Extracted data entries
● ● ● ● ●

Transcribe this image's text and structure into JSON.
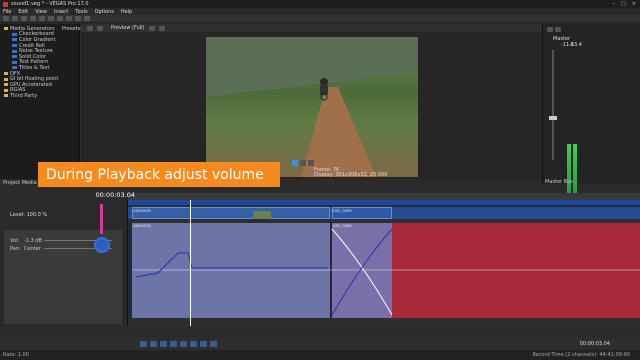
{
  "window": {
    "title": "sound1.veg * - VEGAS Pro 17.0"
  },
  "menu": [
    "File",
    "Edit",
    "View",
    "Insert",
    "Tools",
    "Options",
    "Help"
  ],
  "explorer": {
    "root": "Media Generators",
    "items": [
      "Checkerboard",
      "Color Gradient",
      "Credit Roll",
      "Noise Texture",
      "Solid Color",
      "Test Pattern",
      "Titles & Text"
    ],
    "folders": [
      "OFX",
      "GI bit floating point",
      "GPU Accelerated",
      "RGIAS",
      "Third Party"
    ]
  },
  "presets_label": "Presets:",
  "preview": {
    "quality": "Preview (Full)",
    "frame_label": "Frame:",
    "frame_value": "76",
    "display_label": "Display:",
    "display_value": "301x206x32, 25.000"
  },
  "master": {
    "label": "Master",
    "bus_label": "Master Bus",
    "db_values": [
      "-11.6",
      "-13.4"
    ]
  },
  "banner_text": "During Playback adjust volume",
  "project_media_tab": "Project Media",
  "timecode": "00:00:03.04",
  "track": {
    "level_label": "Level: 100.0 %",
    "vol_label": "Vol:",
    "vol_value": "-1.3 dB",
    "pan_label": "Pan:",
    "pan_value": "Center"
  },
  "clips": {
    "video1": "VID00028",
    "video2": "DSC_0096",
    "audio1": "VID00028",
    "audio2": "DSC_0096"
  },
  "status": {
    "rate": "Rate: 1.00",
    "record_time": "Record Time (2 channels): 44:41:09:00",
    "transport_time": "00:00:03.04"
  },
  "colors": {
    "banner": "#f58a1f",
    "audio_event": "#6d74a8",
    "audio_event_red": "#a82a3a",
    "video_track": "#254b8f"
  }
}
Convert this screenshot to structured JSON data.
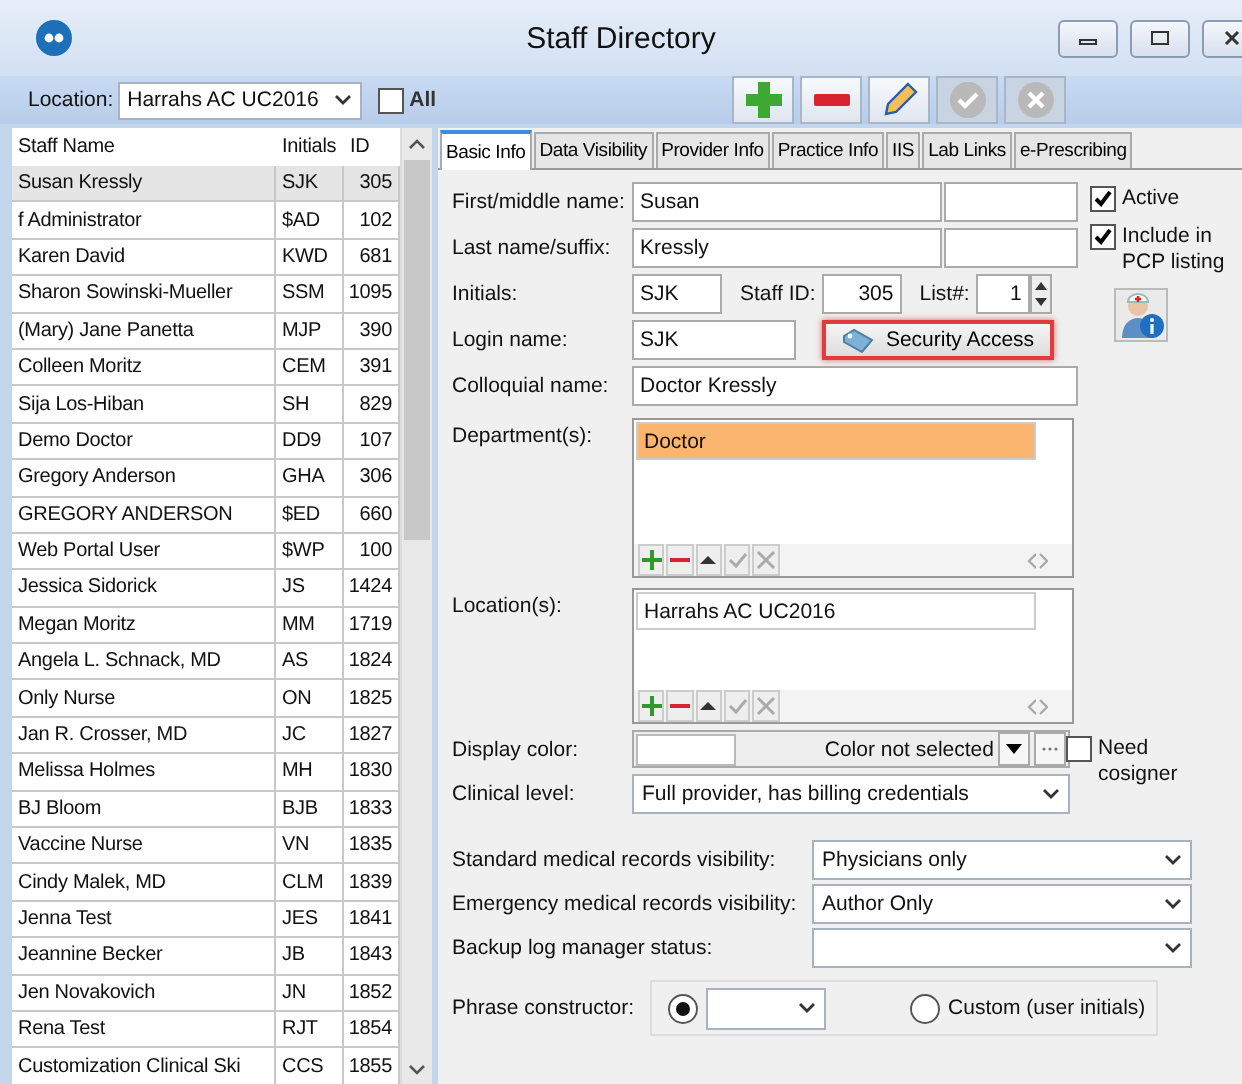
{
  "window": {
    "title": "Staff Directory"
  },
  "toolbar": {
    "location_label": "Location:",
    "location": "Harrahs AC UC2016",
    "all_label": "All",
    "all_checked": false,
    "buttons": [
      {
        "kind": "add",
        "disabled": false
      },
      {
        "kind": "remove",
        "disabled": false
      },
      {
        "kind": "edit",
        "disabled": false
      },
      {
        "kind": "accept",
        "disabled": true
      },
      {
        "kind": "cancel",
        "disabled": true
      }
    ]
  },
  "staff_list": {
    "columns": [
      "Staff Name",
      "Initials",
      "ID"
    ],
    "rows": [
      {
        "name": "Susan Kressly",
        "initials": "SJK",
        "id": "305",
        "selected": true
      },
      {
        "name": "f Administrator",
        "initials": "$AD",
        "id": "102",
        "selected": false
      },
      {
        "name": "Karen David",
        "initials": "KWD",
        "id": "681",
        "selected": false
      },
      {
        "name": "Sharon Sowinski-Mueller",
        "initials": "SSM",
        "id": "1095",
        "selected": false
      },
      {
        "name": "(Mary) Jane Panetta",
        "initials": "MJP",
        "id": "390",
        "selected": false
      },
      {
        "name": "Colleen Moritz",
        "initials": "CEM",
        "id": "391",
        "selected": false
      },
      {
        "name": "Sija Los-Hiban",
        "initials": "SH",
        "id": "829",
        "selected": false
      },
      {
        "name": "Demo Doctor",
        "initials": "DD9",
        "id": "107",
        "selected": false
      },
      {
        "name": "Gregory Anderson",
        "initials": "GHA",
        "id": "306",
        "selected": false
      },
      {
        "name": "GREGORY ANDERSON",
        "initials": "$ED",
        "id": "660",
        "selected": false
      },
      {
        "name": "Web Portal User",
        "initials": "$WP",
        "id": "100",
        "selected": false
      },
      {
        "name": "Jessica Sidorick",
        "initials": "JS",
        "id": "1424",
        "selected": false
      },
      {
        "name": "Megan Moritz",
        "initials": "MM",
        "id": "1719",
        "selected": false
      },
      {
        "name": "Angela L. Schnack, MD",
        "initials": "AS",
        "id": "1824",
        "selected": false
      },
      {
        "name": "Only Nurse",
        "initials": "ON",
        "id": "1825",
        "selected": false
      },
      {
        "name": "Jan R. Crosser, MD",
        "initials": "JC",
        "id": "1827",
        "selected": false
      },
      {
        "name": "Melissa Holmes",
        "initials": "MH",
        "id": "1830",
        "selected": false
      },
      {
        "name": "BJ Bloom",
        "initials": "BJB",
        "id": "1833",
        "selected": false
      },
      {
        "name": "Vaccine Nurse",
        "initials": "VN",
        "id": "1835",
        "selected": false
      },
      {
        "name": "Cindy Malek, MD",
        "initials": "CLM",
        "id": "1839",
        "selected": false
      },
      {
        "name": "Jenna Test",
        "initials": "JES",
        "id": "1841",
        "selected": false
      },
      {
        "name": "Jeannine Becker",
        "initials": "JB",
        "id": "1843",
        "selected": false
      },
      {
        "name": "Jen Novakovich",
        "initials": "JN",
        "id": "1852",
        "selected": false
      },
      {
        "name": "Rena Test",
        "initials": "RJT",
        "id": "1854",
        "selected": false
      },
      {
        "name": "Customization Clinical Ski",
        "initials": "CCS",
        "id": "1855",
        "selected": false
      }
    ]
  },
  "tabs": [
    {
      "label": "Basic Info",
      "selected": true
    },
    {
      "label": "Data Visibility",
      "selected": false
    },
    {
      "label": "Provider Info",
      "selected": false
    },
    {
      "label": "Practice Info",
      "selected": false
    },
    {
      "label": "IIS",
      "selected": false
    },
    {
      "label": "Lab Links",
      "selected": false
    },
    {
      "label": "e-Prescribing",
      "selected": false
    }
  ],
  "form": {
    "first_name": {
      "label": "First/middle name:",
      "value": "Susan"
    },
    "last_name": {
      "label": "Last name/suffix:",
      "value": "Kressly"
    },
    "initials": {
      "label": "Initials:",
      "value": "SJK"
    },
    "staff_id": {
      "label": "Staff ID:",
      "value": "305"
    },
    "list_number": {
      "label": "List#:",
      "value": "1"
    },
    "login_name": {
      "label": "Login name:",
      "value": "SJK"
    },
    "security_button": {
      "label": "Security Access",
      "highlighted": true
    },
    "colloquial_name": {
      "label": "Colloquial name:",
      "value": "Doctor Kressly"
    },
    "departments": {
      "label": "Department(s):",
      "items": [
        {
          "text": "Doctor",
          "selected": true
        }
      ]
    },
    "locations": {
      "label": "Location(s):",
      "items": [
        {
          "text": "Harrahs AC UC2016",
          "selected": false
        }
      ]
    },
    "display_color": {
      "label": "Display color:",
      "value": "Color not selected"
    },
    "clinical_level": {
      "label": "Clinical level:",
      "value": "Full provider, has billing credentials"
    },
    "need_cosigner": {
      "label": "Need cosigner",
      "checked": false
    },
    "active": {
      "label": "Active",
      "checked": true
    },
    "pcp": {
      "label": "Include in PCP listing",
      "checked": true
    },
    "visibility": [
      {
        "label": "Standard medical records visibility:",
        "value": "Physicians only"
      },
      {
        "label": "Emergency medical records visibility:",
        "value": "Author Only"
      },
      {
        "label": "Backup log manager status:"
      }
    ],
    "phrase": {
      "label": "Phrase constructor:",
      "options": [
        {
          "kind": "dropdown",
          "selected": true
        },
        {
          "kind": "custom",
          "label": "Custom (user initials)",
          "selected": false
        }
      ]
    }
  }
}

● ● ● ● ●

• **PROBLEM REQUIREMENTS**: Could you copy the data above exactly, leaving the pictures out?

• **RESULT FOR THIS TASK**:
Transcribe this image's text and structure into JSON.
{
  "window": {
    "title": "sound1.veg * - VEGAS Pro 17.0"
  },
  "menu": [
    "File",
    "Edit",
    "View",
    "Insert",
    "Tools",
    "Options",
    "Help"
  ],
  "explorer": {
    "root": "Media Generators",
    "items": [
      "Checkerboard",
      "Color Gradient",
      "Credit Roll",
      "Noise Texture",
      "Solid Color",
      "Test Pattern",
      "Titles & Text"
    ],
    "folders": [
      "OFX",
      "GI bit floating point",
      "GPU Accelerated",
      "RGIAS",
      "Third Party"
    ]
  },
  "presets_label": "Presets:",
  "preview": {
    "quality": "Preview (Full)",
    "frame_label": "Frame:",
    "frame_value": "76",
    "display_label": "Display:",
    "display_value": "301x206x32, 25.000"
  },
  "master": {
    "label": "Master",
    "bus_label": "Master Bus",
    "db_values": [
      "-11.6",
      "-13.4"
    ]
  },
  "banner_text": "During Playback adjust volume",
  "project_media_tab": "Project Media",
  "timecode": "00:00:03.04",
  "track": {
    "level_label": "Level: 100.0 %",
    "vol_label": "Vol:",
    "vol_value": "-1.3 dB",
    "pan_label": "Pan:",
    "pan_value": "Center"
  },
  "clips": {
    "video1": "VID00028",
    "video2": "DSC_0096",
    "audio1": "VID00028",
    "audio2": "DSC_0096"
  },
  "status": {
    "rate": "Rate: 1.00",
    "record_time": "Record Time (2 channels): 44:41:09:00",
    "transport_time": "00:00:03.04"
  },
  "colors": {
    "banner": "#f58a1f",
    "audio_event": "#6d74a8",
    "audio_event_red": "#a82a3a",
    "video_track": "#254b8f"
  }
}
Convert this screenshot to structured JSON data.
{
  "window": {
    "title": "Staff Directory"
  },
  "toolbar": {
    "location_label": "Location:",
    "location": "Harrahs AC UC2016",
    "all_label": "All",
    "all_checked": false,
    "buttons": [
      {
        "kind": "add",
        "disabled": false
      },
      {
        "kind": "remove",
        "disabled": false
      },
      {
        "kind": "edit",
        "disabled": false
      },
      {
        "kind": "accept",
        "disabled": true
      },
      {
        "kind": "cancel",
        "disabled": true
      }
    ]
  },
  "staff_list": {
    "columns": [
      "Staff Name",
      "Initials",
      "ID"
    ],
    "rows": [
      {
        "name": "Susan Kressly",
        "initials": "SJK",
        "id": "305",
        "selected": true
      },
      {
        "name": "f Administrator",
        "initials": "$AD",
        "id": "102",
        "selected": false
      },
      {
        "name": "Karen David",
        "initials": "KWD",
        "id": "681",
        "selected": false
      },
      {
        "name": "Sharon Sowinski-Mueller",
        "initials": "SSM",
        "id": "1095",
        "selected": false
      },
      {
        "name": "(Mary) Jane Panetta",
        "initials": "MJP",
        "id": "390",
        "selected": false
      },
      {
        "name": "Colleen Moritz",
        "initials": "CEM",
        "id": "391",
        "selected": false
      },
      {
        "name": "Sija Los-Hiban",
        "initials": "SH",
        "id": "829",
        "selected": false
      },
      {
        "name": "Demo Doctor",
        "initials": "DD9",
        "id": "107",
        "selected": false
      },
      {
        "name": "Gregory Anderson",
        "initials": "GHA",
        "id": "306",
        "selected": false
      },
      {
        "name": "GREGORY ANDERSON",
        "initials": "$ED",
        "id": "660",
        "selected": false
      },
      {
        "name": "Web Portal User",
        "initials": "$WP",
        "id": "100",
        "selected": false
      },
      {
        "name": "Jessica Sidorick",
        "initials": "JS",
        "id": "1424",
        "selected": false
      },
      {
        "name": "Megan Moritz",
        "initials": "MM",
        "id": "1719",
        "selected": false
      },
      {
        "name": "Angela L. Schnack, MD",
        "initials": "AS",
        "id": "1824",
        "selected": false
      },
      {
        "name": "Only Nurse",
        "initials": "ON",
        "id": "1825",
        "selected": false
      },
      {
        "name": "Jan R. Crosser, MD",
        "initials": "JC",
        "id": "1827",
        "selected": false
      },
      {
        "name": "Melissa Holmes",
        "initials": "MH",
        "id": "1830",
        "selected": false
      },
      {
        "name": "BJ Bloom",
        "initials": "BJB",
        "id": "1833",
        "selected": false
      },
      {
        "name": "Vaccine Nurse",
        "initials": "VN",
        "id": "1835",
        "selected": false
      },
      {
        "name": "Cindy Malek, MD",
        "initials": "CLM",
        "id": "1839",
        "selected": false
      },
      {
        "name": "Jenna Test",
        "initials": "JES",
        "id": "1841",
        "selected": false
      },
      {
        "name": "Jeannine Becker",
        "initials": "JB",
        "id": "1843",
        "selected": false
      },
      {
        "name": "Jen Novakovich",
        "initials": "JN",
        "id": "1852",
        "selected": false
      },
      {
        "name": "Rena Test",
        "initials": "RJT",
        "id": "1854",
        "selected": false
      },
      {
        "name": "Customization Clinical Ski",
        "initials": "CCS",
        "id": "1855",
        "selected": false
      }
    ]
  },
  "tabs": [
    {
      "label": "Basic Info",
      "selected": true
    },
    {
      "label": "Data Visibility",
      "selected": false
    },
    {
      "label": "Provider Info",
      "selected": false
    },
    {
      "label": "Practice Info",
      "selected": false
    },
    {
      "label": "IIS",
      "selected": false
    },
    {
      "label": "Lab Links",
      "selected": false
    },
    {
      "label": "e-Prescribing",
      "selected": false
    }
  ],
  "form": {
    "first_name": {
      "label": "First/middle name:",
      "value": "Susan"
    },
    "last_name": {
      "label": "Last name/suffix:",
      "value": "Kressly"
    },
    "initials": {
      "label": "Initials:",
      "value": "SJK"
    },
    "staff_id": {
      "label": "Staff ID:",
      "value": "305"
    },
    "list_number": {
      "label": "List#:",
      "value": "1"
    },
    "login_name": {
      "label": "Login name:",
      "value": "SJK"
    },
    "security_button": {
      "label": "Security Access",
      "highlighted": true
    },
    "colloquial_name": {
      "label": "Colloquial name:",
      "value": "Doctor Kressly"
    },
    "departments": {
      "label": "Department(s):",
      "items": [
        {
          "text": "Doctor",
          "selected": true
        }
      ]
    },
    "locations": {
      "label": "Location(s):",
      "items": [
        {
          "text": "Harrahs AC UC2016",
          "selected": false
        }
      ]
    },
    "display_color": {
      "label": "Display color:",
      "value": "Color not selected"
    },
    "clinical_level": {
      "label": "Clinical level:",
      "value": "Full provider, has billing credentials"
    },
    "need_cosigner": {
      "label": "Need cosigner",
      "checked": false
    },
    "active": {
      "label": "Active",
      "checked": true
    },
    "pcp": {
      "label": "Include in PCP listing",
      "checked": true
    },
    "visibility": [
      {
        "label": "Standard medical records visibility:",
        "value": "Physicians only"
      },
      {
        "label": "Emergency medical records visibility:",
        "value": "Author Only"
      },
      {
        "label": "Backup log manager status:"
      }
    ],
    "phrase": {
      "label": "Phrase constructor:",
      "options": [
        {
          "kind": "dropdown",
          "selected": true
        },
        {
          "kind": "custom",
          "label": "Custom (user initials)",
          "selected": false
        }
      ]
    }
  }
}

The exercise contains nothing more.